Exercise data
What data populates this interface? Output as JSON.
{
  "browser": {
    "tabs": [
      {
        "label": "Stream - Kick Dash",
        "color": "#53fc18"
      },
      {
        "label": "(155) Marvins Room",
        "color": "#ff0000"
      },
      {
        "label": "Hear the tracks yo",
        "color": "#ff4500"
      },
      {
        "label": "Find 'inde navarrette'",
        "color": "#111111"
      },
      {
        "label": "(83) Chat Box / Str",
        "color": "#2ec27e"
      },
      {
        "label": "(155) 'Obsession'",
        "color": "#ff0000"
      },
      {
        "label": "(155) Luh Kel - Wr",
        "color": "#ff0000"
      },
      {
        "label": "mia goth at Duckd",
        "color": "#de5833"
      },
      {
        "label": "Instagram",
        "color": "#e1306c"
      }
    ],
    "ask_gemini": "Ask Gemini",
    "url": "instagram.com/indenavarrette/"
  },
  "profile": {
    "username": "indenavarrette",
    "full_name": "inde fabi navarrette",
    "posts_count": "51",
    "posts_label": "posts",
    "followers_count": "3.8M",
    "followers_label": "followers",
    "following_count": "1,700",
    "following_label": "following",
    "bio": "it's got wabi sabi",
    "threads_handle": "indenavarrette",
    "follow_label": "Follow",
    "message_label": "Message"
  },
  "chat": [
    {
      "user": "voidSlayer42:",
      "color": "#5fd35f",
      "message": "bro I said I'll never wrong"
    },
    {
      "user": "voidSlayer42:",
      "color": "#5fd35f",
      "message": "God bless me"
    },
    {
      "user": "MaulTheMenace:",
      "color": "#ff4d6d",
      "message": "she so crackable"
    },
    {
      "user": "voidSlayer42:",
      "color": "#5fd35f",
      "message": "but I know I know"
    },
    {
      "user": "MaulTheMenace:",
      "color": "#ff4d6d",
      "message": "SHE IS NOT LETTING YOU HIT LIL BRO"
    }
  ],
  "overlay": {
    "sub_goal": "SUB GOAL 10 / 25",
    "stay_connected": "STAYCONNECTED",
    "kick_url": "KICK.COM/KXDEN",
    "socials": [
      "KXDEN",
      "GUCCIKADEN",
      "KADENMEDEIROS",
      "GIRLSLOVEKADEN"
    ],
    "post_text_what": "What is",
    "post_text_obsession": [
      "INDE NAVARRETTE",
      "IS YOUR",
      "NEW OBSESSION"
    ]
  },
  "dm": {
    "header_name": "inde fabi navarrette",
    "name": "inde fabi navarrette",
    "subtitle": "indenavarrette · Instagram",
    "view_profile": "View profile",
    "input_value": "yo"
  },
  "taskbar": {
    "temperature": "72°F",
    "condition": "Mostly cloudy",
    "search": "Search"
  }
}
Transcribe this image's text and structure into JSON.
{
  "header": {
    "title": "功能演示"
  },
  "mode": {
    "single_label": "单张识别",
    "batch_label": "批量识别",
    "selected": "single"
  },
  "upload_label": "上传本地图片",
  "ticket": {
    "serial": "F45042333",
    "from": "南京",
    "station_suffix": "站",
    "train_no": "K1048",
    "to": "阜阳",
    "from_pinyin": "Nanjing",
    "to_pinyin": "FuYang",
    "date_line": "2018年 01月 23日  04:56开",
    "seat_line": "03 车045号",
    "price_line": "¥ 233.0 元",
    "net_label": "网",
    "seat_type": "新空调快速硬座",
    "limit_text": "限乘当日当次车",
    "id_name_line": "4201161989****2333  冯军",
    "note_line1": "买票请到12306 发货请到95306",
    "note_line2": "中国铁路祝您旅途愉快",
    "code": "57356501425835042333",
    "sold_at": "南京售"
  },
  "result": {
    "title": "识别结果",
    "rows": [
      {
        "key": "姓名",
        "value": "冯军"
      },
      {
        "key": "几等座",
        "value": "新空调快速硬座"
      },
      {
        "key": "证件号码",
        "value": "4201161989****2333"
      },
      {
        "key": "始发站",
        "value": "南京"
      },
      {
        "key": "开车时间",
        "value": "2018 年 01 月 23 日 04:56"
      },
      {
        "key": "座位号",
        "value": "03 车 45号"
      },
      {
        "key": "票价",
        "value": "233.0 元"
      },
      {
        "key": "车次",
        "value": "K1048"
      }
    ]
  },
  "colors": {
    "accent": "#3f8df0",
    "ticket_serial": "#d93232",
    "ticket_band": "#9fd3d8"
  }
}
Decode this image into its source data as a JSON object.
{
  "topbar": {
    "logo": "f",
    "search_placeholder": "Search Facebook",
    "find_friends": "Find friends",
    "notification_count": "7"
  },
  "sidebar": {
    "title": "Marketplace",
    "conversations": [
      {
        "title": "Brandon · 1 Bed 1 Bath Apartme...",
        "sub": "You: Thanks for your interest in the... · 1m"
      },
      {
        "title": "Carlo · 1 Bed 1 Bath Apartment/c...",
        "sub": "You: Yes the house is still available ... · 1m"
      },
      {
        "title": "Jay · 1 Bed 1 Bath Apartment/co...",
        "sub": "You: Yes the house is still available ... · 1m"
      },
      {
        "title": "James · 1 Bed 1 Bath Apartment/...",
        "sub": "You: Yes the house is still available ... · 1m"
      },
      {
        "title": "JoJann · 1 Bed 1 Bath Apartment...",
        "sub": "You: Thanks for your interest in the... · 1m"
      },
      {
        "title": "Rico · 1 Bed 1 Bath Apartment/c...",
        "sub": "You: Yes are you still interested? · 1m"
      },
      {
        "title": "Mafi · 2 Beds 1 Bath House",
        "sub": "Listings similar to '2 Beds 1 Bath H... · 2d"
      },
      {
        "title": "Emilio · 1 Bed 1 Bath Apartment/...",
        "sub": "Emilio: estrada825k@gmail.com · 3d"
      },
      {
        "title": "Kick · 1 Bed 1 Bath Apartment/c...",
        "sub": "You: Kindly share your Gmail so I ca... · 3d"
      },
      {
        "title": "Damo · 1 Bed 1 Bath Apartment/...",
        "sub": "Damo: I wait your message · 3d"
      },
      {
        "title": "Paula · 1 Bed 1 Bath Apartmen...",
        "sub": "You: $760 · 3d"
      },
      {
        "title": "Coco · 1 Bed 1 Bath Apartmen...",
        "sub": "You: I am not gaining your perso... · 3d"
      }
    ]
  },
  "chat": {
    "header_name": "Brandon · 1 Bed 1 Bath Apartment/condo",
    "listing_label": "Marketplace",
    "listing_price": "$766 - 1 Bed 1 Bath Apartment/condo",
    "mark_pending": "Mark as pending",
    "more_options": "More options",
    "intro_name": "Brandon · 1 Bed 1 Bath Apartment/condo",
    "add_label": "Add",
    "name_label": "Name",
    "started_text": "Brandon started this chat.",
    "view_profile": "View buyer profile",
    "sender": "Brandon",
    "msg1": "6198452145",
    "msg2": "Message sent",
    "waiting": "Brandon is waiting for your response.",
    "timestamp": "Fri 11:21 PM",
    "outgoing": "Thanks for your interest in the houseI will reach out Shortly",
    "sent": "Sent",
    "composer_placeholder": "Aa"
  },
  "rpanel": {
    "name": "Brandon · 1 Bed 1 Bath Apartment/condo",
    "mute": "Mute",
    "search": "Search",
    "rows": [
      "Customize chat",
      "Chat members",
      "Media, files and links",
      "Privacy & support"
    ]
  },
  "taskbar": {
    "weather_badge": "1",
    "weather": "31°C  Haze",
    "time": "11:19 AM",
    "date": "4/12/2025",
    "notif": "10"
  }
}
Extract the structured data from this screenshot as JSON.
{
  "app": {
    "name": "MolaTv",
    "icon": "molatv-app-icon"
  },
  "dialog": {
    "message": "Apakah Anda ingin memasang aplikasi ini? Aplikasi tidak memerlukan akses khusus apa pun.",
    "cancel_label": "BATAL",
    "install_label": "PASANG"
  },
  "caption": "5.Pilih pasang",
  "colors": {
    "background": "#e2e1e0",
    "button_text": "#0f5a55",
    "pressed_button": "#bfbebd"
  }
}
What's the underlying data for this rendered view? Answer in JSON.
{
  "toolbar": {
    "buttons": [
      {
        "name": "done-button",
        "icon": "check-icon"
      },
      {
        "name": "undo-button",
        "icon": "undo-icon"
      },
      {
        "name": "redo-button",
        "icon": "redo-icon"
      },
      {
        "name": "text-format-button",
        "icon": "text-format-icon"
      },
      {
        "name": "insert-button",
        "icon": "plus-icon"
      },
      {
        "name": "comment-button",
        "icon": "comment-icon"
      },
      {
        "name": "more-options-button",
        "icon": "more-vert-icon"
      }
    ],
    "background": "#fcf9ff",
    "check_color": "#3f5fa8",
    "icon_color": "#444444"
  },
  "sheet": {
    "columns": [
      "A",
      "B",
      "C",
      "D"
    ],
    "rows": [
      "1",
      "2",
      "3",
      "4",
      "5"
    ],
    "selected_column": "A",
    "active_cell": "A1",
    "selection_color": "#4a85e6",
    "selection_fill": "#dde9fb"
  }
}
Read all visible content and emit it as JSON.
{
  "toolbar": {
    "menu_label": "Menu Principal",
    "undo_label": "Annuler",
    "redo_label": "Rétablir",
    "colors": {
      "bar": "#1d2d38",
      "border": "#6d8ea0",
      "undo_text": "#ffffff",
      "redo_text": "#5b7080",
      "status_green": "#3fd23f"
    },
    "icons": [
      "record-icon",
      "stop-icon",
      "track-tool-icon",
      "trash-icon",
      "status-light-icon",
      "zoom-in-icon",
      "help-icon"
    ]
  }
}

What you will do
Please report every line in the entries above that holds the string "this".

Expected answer
What data populates this interface? Output as JSON.
Transcribe this image's text and structure into JSON.
Decode this image into its source data as a JSON object.
    "started_text": "Brandon started this chat.",
Extract the structured data from this screenshot as JSON.
What's the underlying data for this rendered view? Answer in JSON.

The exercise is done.